Tisch fur vier?” I stammered out, pointing to our ill gotten booth in the corner. Again, blank looks replied. I somehow manage to wave my hands in the air to indicate that a swap was desired. The young son of the family, finally realising what the foreign idiot was wanting, spoke some German to his father who quickly smiled, stood and walked over to the replacement seating with a grateful “Danke schoen”.

Satisfied that all was well with the pub universe, I approach the bar to tell the waiter who had taken our order that my wife and I had changed tables. He greets me with a wide smile and a bellow, “Thank you so much for swapping with that family!”

I shrug. Seemed like the right thing to do.


Kapellbrucke at night

“No, no! I have never seen anyone do that before! People just don’t care. They will take seats and not care about anyone else in the room”

I shrug again. Again, it seemed like the right thing to do.

“What are you drinking? You and your wife can have what you like!”

I blink. Seriously? However, I am only human. A beer loving human. He pulls me a local brew and hands it over with more thanks.

Our Schnitzels are delivered, and they are very reminiscent of home. We’re talking big meals with sauces, chips, and salad on the side as a cursory reminder of your future heart attack.

Each time I approach the bar, the waiter… who turns out to actually be the manager, greets me warmly and reminds nearby staff to “be good, this is a good one

“I wish we had more customers like you.”

We were only in Luzern for a few days, but we dined at Hotel Pickwick each night. Not necessarily for the couple free beers (and only a couple) that we obtained (although that was a nice part of it), but also for the kind reminder of home that it provided.

Everything about the place seemed unpretentious. The cook was easily visible behind the bar, creating simple meals in generous serves and bar staff happily chatted with patrons about anything and everything. Hours drained away as easily as the beer.

Hotel Pickwick was a nice refuge from the previous weeks of schizophrenic eating, which would involve either the fancy finer dining, or the functional convenient sandwiches from grocery stores.

Just an honest meal, in honest surrounds.

Hotel Mr. Pickwick
Rathausquai 6
Luzern, CH-6004

* Photographs are copyright and courtesy of Andy H.

About the author

Andy Hunt

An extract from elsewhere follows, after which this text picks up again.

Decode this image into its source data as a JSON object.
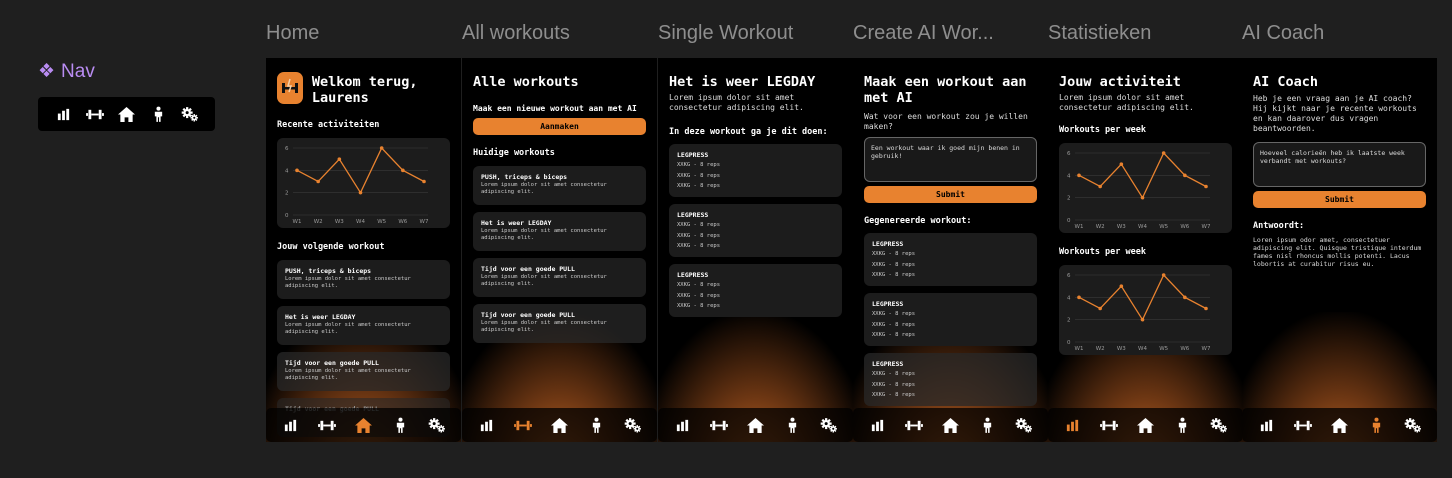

Andy is a freelance writer and author, having written and contributed to multiple publications on various topics, including travel, video games, food and martial arts. He has short stories under the name of AP Hunt which are available on Amazon. More on Andy H here